Another holiday favorite, “Snowfall,” also has jazz origins.  A product of Swing era composer and bandleader Claude Thornhill, it was written in the 1930s for Ray Noble’s band and was first presented as an uptempo dance number with a modest Latin element, titled “A Fountain in Havana” (you can hear an allusion to the Spanish tresillo or Afro-Cuban clave rhythm in the bass line).  Later, in 1941, Claude Thornhill’s own star began to rise with his own orchestra, and as was the custom at the time, Thornhill’s band needed a theme song to play each night while on tour.  Having to make the decision last-minute, Thornhill chose a pre-existing work, “A Fountain in Havana.”  Rearranged for the Thornhill band, the tempo was slowed to highlight the band’s impressive clarinet section, as well as Thornhill’s own impressionistic piano fills, two elements that later inspired the cool jazz movement of the 1950s.  This “cooler” version was retitled, and “Snowfall” became the theme song for the Claude Thornhill Orchestra throughout the 1940s.  Today, the music remains just as evocative as its title.

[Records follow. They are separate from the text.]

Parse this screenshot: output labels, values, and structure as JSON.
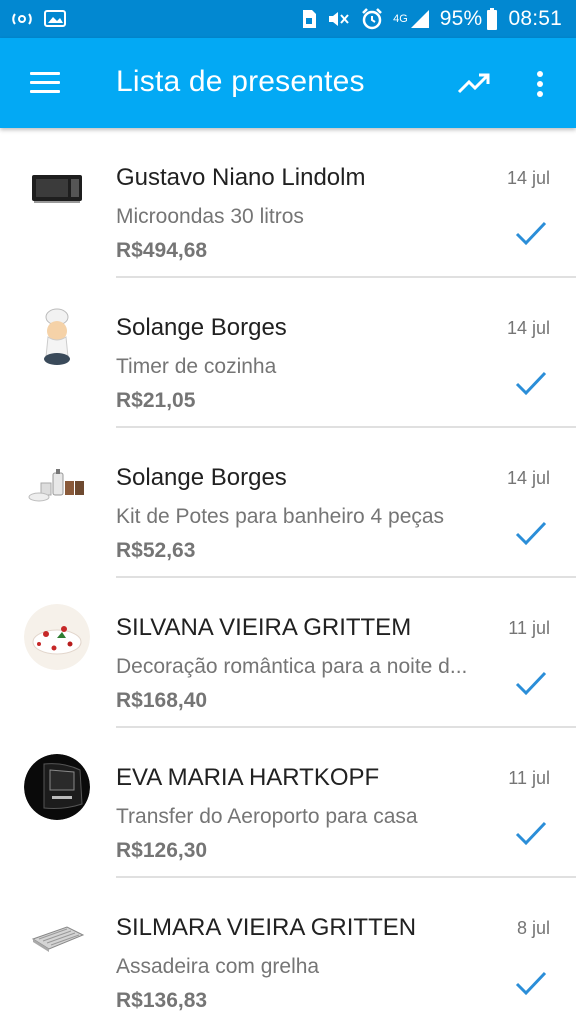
{
  "status_bar": {
    "battery": "95%",
    "time": "08:51",
    "network": "4G",
    "icons_left": [
      "tap-and-pay-icon",
      "photo-icon"
    ],
    "icons_right": [
      "sim-icon",
      "mute-icon",
      "alarm-icon",
      "signal-icon",
      "battery-icon"
    ]
  },
  "app_bar": {
    "title": "Lista de presentes",
    "color": "#03a9f4",
    "icons": [
      "menu-icon",
      "trending-up-icon",
      "more-vert-icon"
    ]
  },
  "check_color": "#2b8ed8",
  "items": [
    {
      "name": "Gustavo Niano Lindolm",
      "description": "Microondas 30 litros",
      "price": "R$494,68",
      "date": "14 jul",
      "image": "microwave",
      "status": "checked"
    },
    {
      "name": "Solange Borges",
      "description": "Timer de cozinha",
      "price": "R$21,05",
      "date": "14 jul",
      "image": "chef-timer",
      "status": "checked"
    },
    {
      "name": "Solange Borges",
      "description": "Kit de Potes para banheiro 4 peças",
      "price": "R$52,63",
      "date": "14 jul",
      "image": "bathroom-kit",
      "status": "checked"
    },
    {
      "name": "SILVANA VIEIRA GRITTEM",
      "description": "Decoração romântica para a noite d...",
      "price": "R$168,40",
      "date": "11 jul",
      "image": "romantic-decoration",
      "status": "checked"
    },
    {
      "name": "EVA MARIA HARTKOPF",
      "description": "Transfer do Aeroporto para casa",
      "price": "R$126,30",
      "date": "11 jul",
      "image": "car",
      "status": "checked"
    },
    {
      "name": "SILMARA VIEIRA GRITTEN",
      "description": "Assadeira com grelha",
      "price": "R$136,83",
      "date": "8 jul",
      "image": "baking-tray",
      "status": "checked"
    }
  ]
}
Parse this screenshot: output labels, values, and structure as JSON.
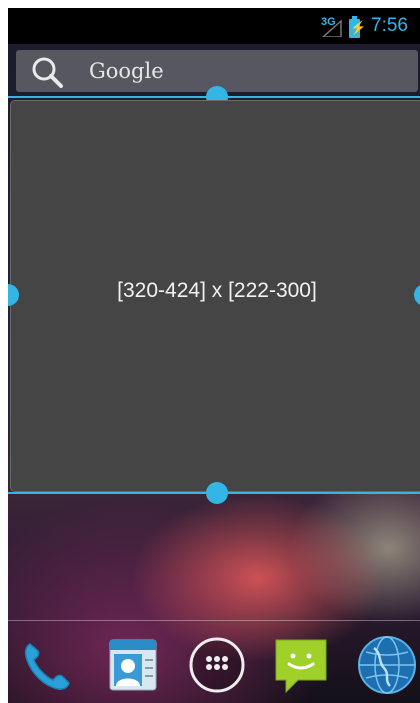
{
  "status_bar": {
    "network_type": "3G",
    "time": "7:56"
  },
  "search_bar": {
    "label": "Google",
    "icon": "search-icon"
  },
  "widget": {
    "dimension_text": "[320-424] x [222-300]"
  },
  "dock": {
    "items": [
      {
        "name": "phone",
        "icon": "phone-icon"
      },
      {
        "name": "contacts",
        "icon": "contacts-icon"
      },
      {
        "name": "all-apps",
        "icon": "apps-grid-icon"
      },
      {
        "name": "messaging",
        "icon": "message-icon"
      },
      {
        "name": "browser",
        "icon": "globe-icon"
      }
    ]
  },
  "colors": {
    "accent": "#33b5e5",
    "widget_bg": "#454545"
  }
}
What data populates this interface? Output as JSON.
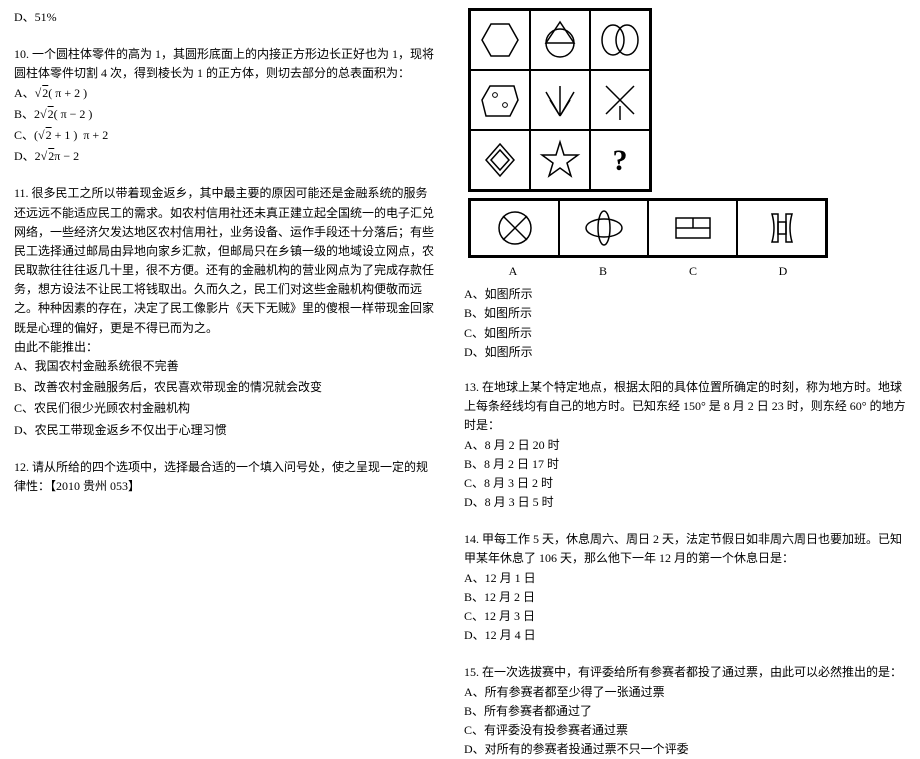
{
  "left": {
    "hdr": "D、51%",
    "q10": {
      "text": "10. 一个圆柱体零件的高为 1，其圆形底面上的内接正方形边长正好也为 1，现将圆柱体零件切割 4 次，得到棱长为 1 的正方体，则切去部分的总表面积为：",
      "opts": [
        "A、√2 ( π + 2 )",
        "B、2√2 ( π − 2 )",
        "C、( √2 + 1 ) π + 2",
        "D、2√2 π − 2"
      ]
    },
    "q11": {
      "text": "11. 很多民工之所以带着现金返乡，其中最主要的原因可能还是金融系统的服务还远远不能适应民工的需求。如农村信用社还未真正建立起全国统一的电子汇兑网络，一些经济欠发达地区农村信用社，业务设备、运作手段还十分落后；有些民工选择通过邮局由异地向家乡汇款，但邮局只在乡镇一级的地域设立网点，农民取款往往往返几十里，很不方便。还有的金融机构的营业网点为了完成存款任务，想方设法不让民工将钱取出。久而久之，民工们对这些金融机构便敬而远之。种种因素的存在，决定了民工像影片《天下无贼》里的傻根一样带现金回家既是心理的偏好，更是不得已而为之。",
      "stem": "由此不能推出：",
      "opts": [
        "A、我国农村金融系统很不完善",
        "B、改善农村金融服务后，农民喜欢带现金的情况就会改变",
        "C、农民们很少光顾农村金融机构",
        "D、农民工带现金返乡不仅出于心理习惯"
      ]
    },
    "q12": "12. 请从所给的四个选项中，选择最合适的一个填入问号处，使之呈现一定的规律性：【2010 贵州 053】"
  },
  "right": {
    "q12opts": [
      "A、如图所示",
      "B、如图所示",
      "C、如图所示",
      "D、如图所示"
    ],
    "labels": [
      "A",
      "B",
      "C",
      "D"
    ],
    "q13": {
      "text": "13. 在地球上某个特定地点，根据太阳的具体位置所确定的时刻，称为地方时。地球上每条经线均有自己的地方时。已知东经 150° 是 8 月 2 日 23 时，则东经 60° 的地方时是：",
      "opts": [
        "A、8 月 2 日 20 时",
        "B、8 月 2 日 17 时",
        "C、8 月 3 日 2 时",
        "D、8 月 3 日 5 时"
      ]
    },
    "q14": {
      "text": "14. 甲每工作 5 天，休息周六、周日 2 天，法定节假日如非周六周日也要加班。已知甲某年休息了 106 天，那么他下一年 12 月的第一个休息日是：",
      "opts": [
        "A、12 月 1 日",
        "B、12 月 2 日",
        "C、12 月 3 日",
        "D、12 月 4 日"
      ]
    },
    "q15": {
      "text": "15. 在一次选拔赛中，有评委给所有参赛者都投了通过票，由此可以必然推出的是：",
      "opts": [
        "A、所有参赛者都至少得了一张通过票",
        "B、所有参赛者都通过了",
        "C、有评委没有投参赛者通过票",
        "D、对所有的参赛者投通过票不只一个评委"
      ]
    }
  }
}
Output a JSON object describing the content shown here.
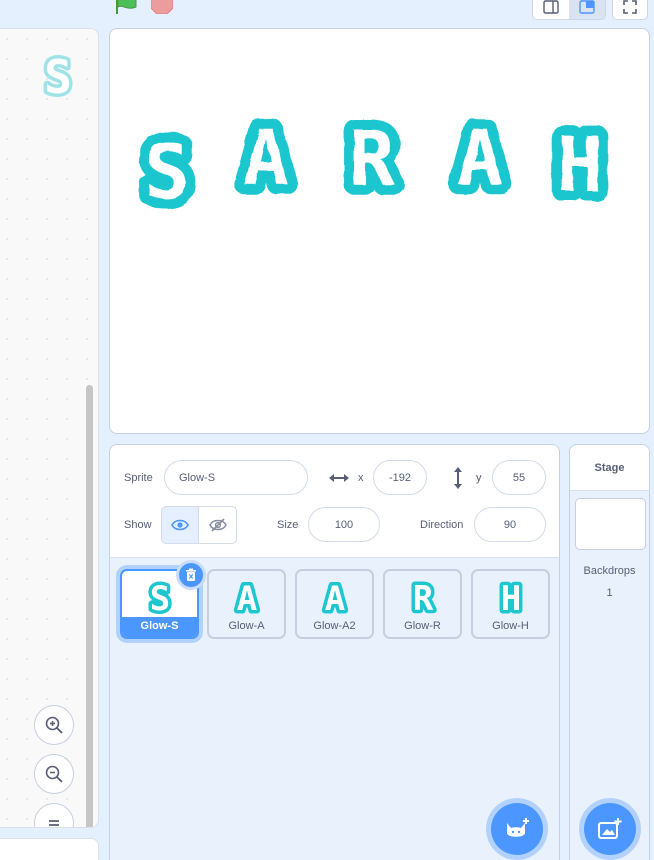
{
  "controls": {
    "green_flag": "green-flag-icon",
    "stop": "stop-sign-icon"
  },
  "stage_letters": [
    "S",
    "A",
    "R",
    "A",
    "H"
  ],
  "colors": {
    "glow": "#1ec6cf",
    "accent": "#4c97ff",
    "text": "#575e75"
  },
  "sprite_info": {
    "sprite_label": "Sprite",
    "sprite_name": "Glow-S",
    "x_label": "x",
    "x_value": "-192",
    "y_label": "y",
    "y_value": "55",
    "show_label": "Show",
    "size_label": "Size",
    "size_value": "100",
    "direction_label": "Direction",
    "direction_value": "90"
  },
  "sprites": [
    {
      "name": "Glow-S",
      "letter": "S",
      "selected": true
    },
    {
      "name": "Glow-A",
      "letter": "A",
      "selected": false
    },
    {
      "name": "Glow-A2",
      "letter": "A",
      "selected": false
    },
    {
      "name": "Glow-R",
      "letter": "R",
      "selected": false
    },
    {
      "name": "Glow-H",
      "letter": "H",
      "selected": false
    }
  ],
  "stage_panel": {
    "title": "Stage",
    "backdrops_label": "Backdrops",
    "backdrops_count": "1"
  }
}
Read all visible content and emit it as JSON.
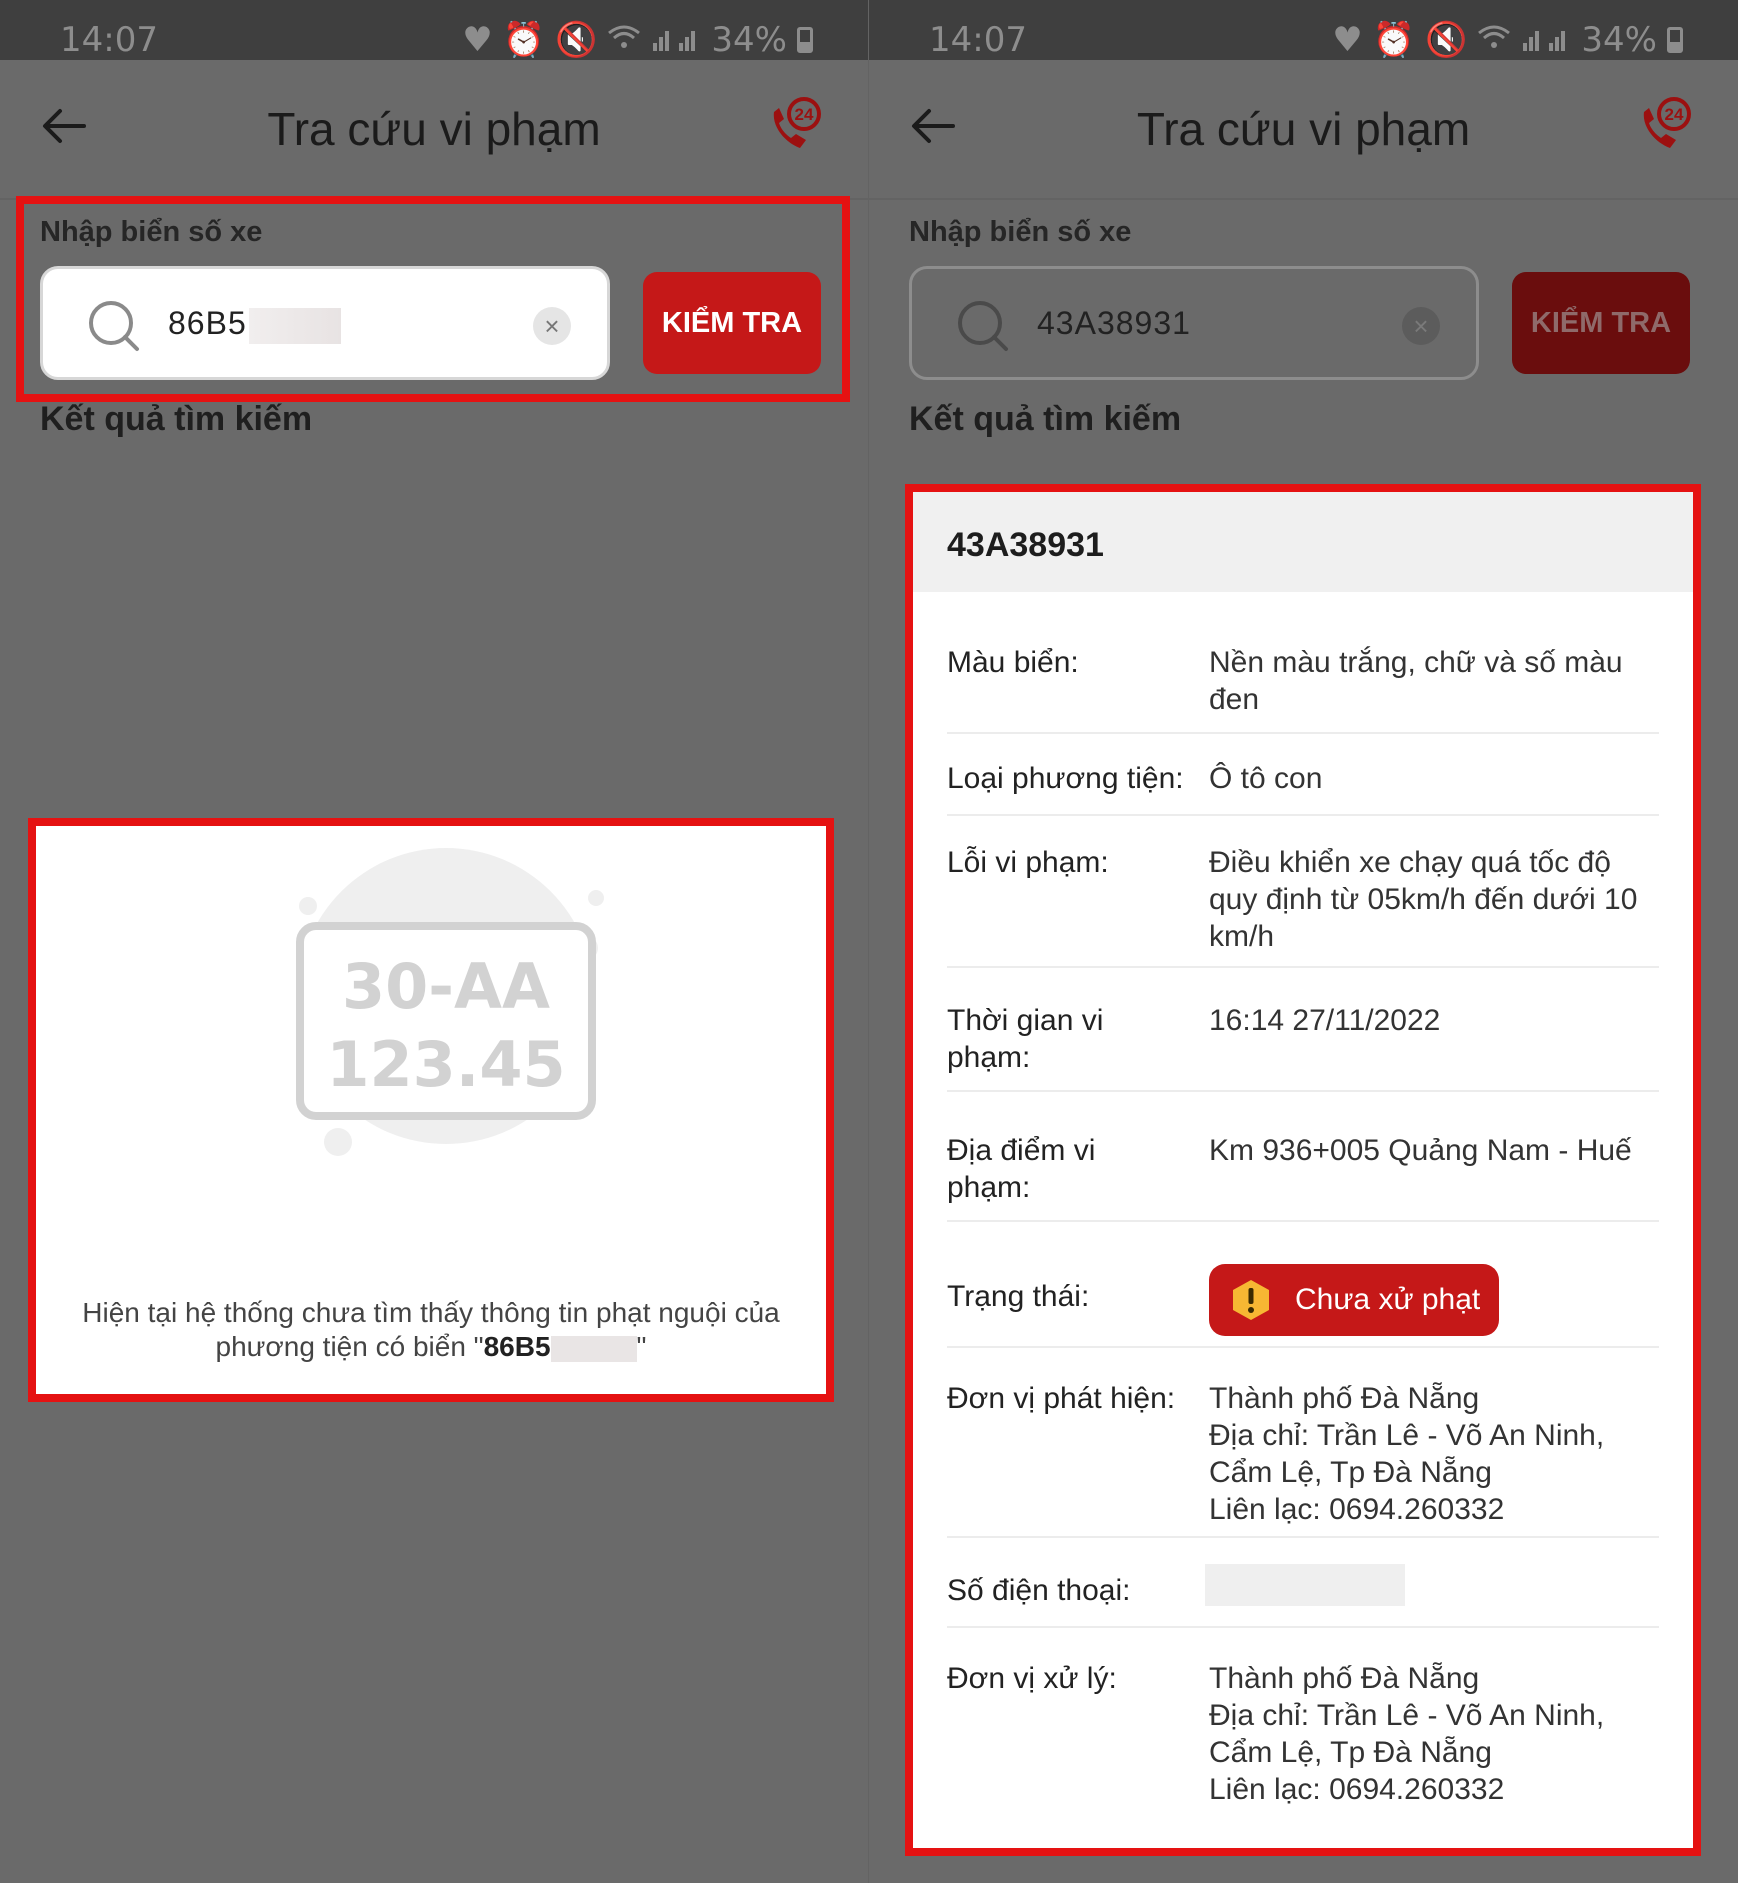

While you may know these songs from perennial holiday repertoire, their secular origins lend them to repeated listening all through the year!  By the same token, as we gear up for the holiday season, you can expect to hear these great works and more throughout the season on Jazz 93.5.